Remarks for the 2012 Harvard Project for Asian and International Relations Asia Conference


Tsong-Ming Lin, Political Deputy Minister

Ministry of Education

Republic of China (Taiwan)


20:00 Aug 24, 2012

3F Regent Hotel Taipei


Dr. Lin Bi-jao (林碧炤), the Vice President of Chengchi University,

Dr. Suthad Sethboonsarng, the former Deputy Secretary General of ASEAN,

Dr. Chiu Cheng-hsiung (邱正雄), the chairman of Bank SinoPac,

Delegates and honoured guests,

On behalf of the Minister of Education, it is my great pleasure to welcome you all to the Harvard Project for Asian and International Relations 2012 conference.

This annual conference is a key event at which the most influential thinkers in the field of international relations gather to examine the factors that have helped to shape the current state of affairs in Asia, and challenge participants to think critically about the many questions that surround the region’s future.

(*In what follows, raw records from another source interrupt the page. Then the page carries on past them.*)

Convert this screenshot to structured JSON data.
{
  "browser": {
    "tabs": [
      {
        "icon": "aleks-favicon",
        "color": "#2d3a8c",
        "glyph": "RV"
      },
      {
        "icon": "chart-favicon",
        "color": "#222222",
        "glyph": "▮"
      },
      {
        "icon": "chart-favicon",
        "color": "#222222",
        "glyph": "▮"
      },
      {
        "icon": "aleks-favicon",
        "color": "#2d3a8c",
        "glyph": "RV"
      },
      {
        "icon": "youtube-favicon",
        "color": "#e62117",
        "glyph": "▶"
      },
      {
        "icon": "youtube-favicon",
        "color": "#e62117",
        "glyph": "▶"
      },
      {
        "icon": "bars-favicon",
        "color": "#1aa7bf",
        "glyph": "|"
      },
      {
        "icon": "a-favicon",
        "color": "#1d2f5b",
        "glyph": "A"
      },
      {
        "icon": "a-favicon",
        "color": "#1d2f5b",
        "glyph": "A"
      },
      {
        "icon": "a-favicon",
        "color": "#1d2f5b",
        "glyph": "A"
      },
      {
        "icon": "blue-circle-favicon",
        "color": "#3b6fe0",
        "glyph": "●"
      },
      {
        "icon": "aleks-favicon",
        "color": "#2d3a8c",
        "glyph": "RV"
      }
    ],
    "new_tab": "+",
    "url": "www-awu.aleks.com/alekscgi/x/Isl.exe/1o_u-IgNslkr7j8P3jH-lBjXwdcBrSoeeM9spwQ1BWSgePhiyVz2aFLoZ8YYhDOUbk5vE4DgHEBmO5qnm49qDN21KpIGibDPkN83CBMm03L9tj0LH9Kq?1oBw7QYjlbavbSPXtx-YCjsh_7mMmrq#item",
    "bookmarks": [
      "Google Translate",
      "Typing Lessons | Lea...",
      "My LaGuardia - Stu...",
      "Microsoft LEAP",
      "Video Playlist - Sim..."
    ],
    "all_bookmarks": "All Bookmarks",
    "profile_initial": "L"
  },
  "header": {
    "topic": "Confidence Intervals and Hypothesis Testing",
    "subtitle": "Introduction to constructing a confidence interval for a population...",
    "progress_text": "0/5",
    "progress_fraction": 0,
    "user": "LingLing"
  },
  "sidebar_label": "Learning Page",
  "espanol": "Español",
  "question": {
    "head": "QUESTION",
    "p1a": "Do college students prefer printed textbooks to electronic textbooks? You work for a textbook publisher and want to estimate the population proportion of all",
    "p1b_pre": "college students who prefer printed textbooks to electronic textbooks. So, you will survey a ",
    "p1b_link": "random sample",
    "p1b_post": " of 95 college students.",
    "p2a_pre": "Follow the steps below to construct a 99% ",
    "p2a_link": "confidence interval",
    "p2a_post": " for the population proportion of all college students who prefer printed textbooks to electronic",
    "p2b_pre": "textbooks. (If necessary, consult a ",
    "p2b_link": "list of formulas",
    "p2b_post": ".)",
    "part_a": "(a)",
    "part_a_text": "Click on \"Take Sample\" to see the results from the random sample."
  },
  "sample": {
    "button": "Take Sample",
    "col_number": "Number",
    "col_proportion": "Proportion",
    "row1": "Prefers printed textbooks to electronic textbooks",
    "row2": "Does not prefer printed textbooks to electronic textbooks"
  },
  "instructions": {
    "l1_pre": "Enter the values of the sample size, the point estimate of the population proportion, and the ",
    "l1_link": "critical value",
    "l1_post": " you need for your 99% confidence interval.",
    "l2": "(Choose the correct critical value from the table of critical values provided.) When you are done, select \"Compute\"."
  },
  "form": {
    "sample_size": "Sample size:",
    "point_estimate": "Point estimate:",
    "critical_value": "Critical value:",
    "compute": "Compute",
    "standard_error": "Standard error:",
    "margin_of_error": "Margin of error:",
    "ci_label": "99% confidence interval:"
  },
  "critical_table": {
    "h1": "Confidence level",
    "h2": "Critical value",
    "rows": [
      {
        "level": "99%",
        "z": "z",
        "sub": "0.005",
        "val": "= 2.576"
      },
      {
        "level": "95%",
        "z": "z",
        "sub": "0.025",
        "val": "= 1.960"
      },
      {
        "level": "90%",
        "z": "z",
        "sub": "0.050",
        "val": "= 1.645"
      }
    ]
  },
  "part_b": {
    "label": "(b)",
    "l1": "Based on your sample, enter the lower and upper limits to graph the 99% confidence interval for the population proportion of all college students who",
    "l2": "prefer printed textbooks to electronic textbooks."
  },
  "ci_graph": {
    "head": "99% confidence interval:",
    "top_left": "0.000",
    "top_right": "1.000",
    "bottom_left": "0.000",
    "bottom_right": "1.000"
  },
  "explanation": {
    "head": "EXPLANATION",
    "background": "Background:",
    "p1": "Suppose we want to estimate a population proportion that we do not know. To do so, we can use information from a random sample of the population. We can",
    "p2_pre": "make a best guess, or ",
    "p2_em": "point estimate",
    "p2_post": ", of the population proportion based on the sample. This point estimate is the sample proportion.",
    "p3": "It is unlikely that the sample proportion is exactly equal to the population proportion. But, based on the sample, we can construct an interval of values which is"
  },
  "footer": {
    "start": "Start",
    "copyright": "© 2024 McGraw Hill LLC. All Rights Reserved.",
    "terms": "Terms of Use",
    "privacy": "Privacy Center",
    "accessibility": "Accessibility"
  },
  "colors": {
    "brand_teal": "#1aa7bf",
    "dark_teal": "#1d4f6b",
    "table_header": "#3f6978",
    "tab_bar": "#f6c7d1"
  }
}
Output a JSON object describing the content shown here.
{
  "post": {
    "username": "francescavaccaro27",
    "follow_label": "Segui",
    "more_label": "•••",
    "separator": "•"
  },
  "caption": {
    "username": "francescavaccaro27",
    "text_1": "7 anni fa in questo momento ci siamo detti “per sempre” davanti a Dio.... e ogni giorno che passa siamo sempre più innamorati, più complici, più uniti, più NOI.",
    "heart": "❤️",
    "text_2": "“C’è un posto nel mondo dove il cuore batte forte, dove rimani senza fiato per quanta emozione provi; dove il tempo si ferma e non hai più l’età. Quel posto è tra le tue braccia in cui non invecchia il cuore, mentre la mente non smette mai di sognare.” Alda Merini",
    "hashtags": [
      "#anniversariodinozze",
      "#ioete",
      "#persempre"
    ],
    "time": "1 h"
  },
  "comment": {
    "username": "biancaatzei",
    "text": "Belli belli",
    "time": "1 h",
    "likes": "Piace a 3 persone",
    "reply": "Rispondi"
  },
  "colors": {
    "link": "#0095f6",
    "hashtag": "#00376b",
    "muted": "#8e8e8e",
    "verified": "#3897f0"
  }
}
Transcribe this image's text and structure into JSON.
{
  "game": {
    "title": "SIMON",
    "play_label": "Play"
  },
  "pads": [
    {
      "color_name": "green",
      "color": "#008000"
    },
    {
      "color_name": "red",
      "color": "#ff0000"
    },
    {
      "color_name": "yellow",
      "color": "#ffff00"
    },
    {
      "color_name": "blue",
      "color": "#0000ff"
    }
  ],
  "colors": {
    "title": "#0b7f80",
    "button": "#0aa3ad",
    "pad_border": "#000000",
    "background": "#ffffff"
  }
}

To make this conference so successful, I would like to specifically extend my appreciation and admiration to the organizing committee of National Chengchi University. Renowned as one of the region’s top social-science universities, National Chengchi University was chosen to host the 500 delegates and almost 150 speakers at this 2012 HPAIR Asia Conference. More to the point, this university is already home to almost 1,000 students from around the world, all of whom chose to make this university their own.

Education is a critical issue in global society. During the past four years, Taiwan’s universities have made significant progress with regards to their modernization, teaching, research, industry-university collaboration and cooperation, improvements within higher education, and above all, their international university rankings.

According to the Times World University Rankings, universities in Taiwan that placed among the world’s top 500 increased from 7 schools in 2006 to 11 schools in 2012, and moreover, the ranking of each of those schools improved. In 2010, four schools in Taiwan were in the top 200. A notable success is National Taiwan University, which is now ranked between the 61st 70th position by the World University Rankings of the Times Higher Education Magazine.

As the Political Deputy Minister of Education, I have championed the policy of having more international students studying at Taiwan's universities. Our “Study-in-Taiwan Booming Scheme” has become one of the top ten services-industry projects of the Executive Yuan. With the promotion of this program, the number of international students is expected to gradually increase. In 2012, we have successfully attracted 56,000 overseas students to study in Taiwan. In the near future, I strongly believe that it will reach 95,000 by year 2014 and 150,000 by 2020.

It is my hope that you will all benefit from – and enjoy – the unique opportunity that this conference offers, with its comprehensive topic areas: from the Environment and Energy Security, to International Development; from International Law and Entrepreneurship, to Media and Society.

Moreover, while you are here to learn from each other, I hope you will likewise learn about Taiwan. I understand there is a field trip and a pre-conference tour that will help you discover our beautiful island, and a new event called “Taipei Night” to show delegates what traditional Taiwanese culture is all about.

If you have travel plans that will allow you to spend extra time in Taiwan after the conference, please do visit our beautiful cities and towns, and get to know our people. I hope you all have the opportunity to take a little piece of Taiwan home with you.

Thank you.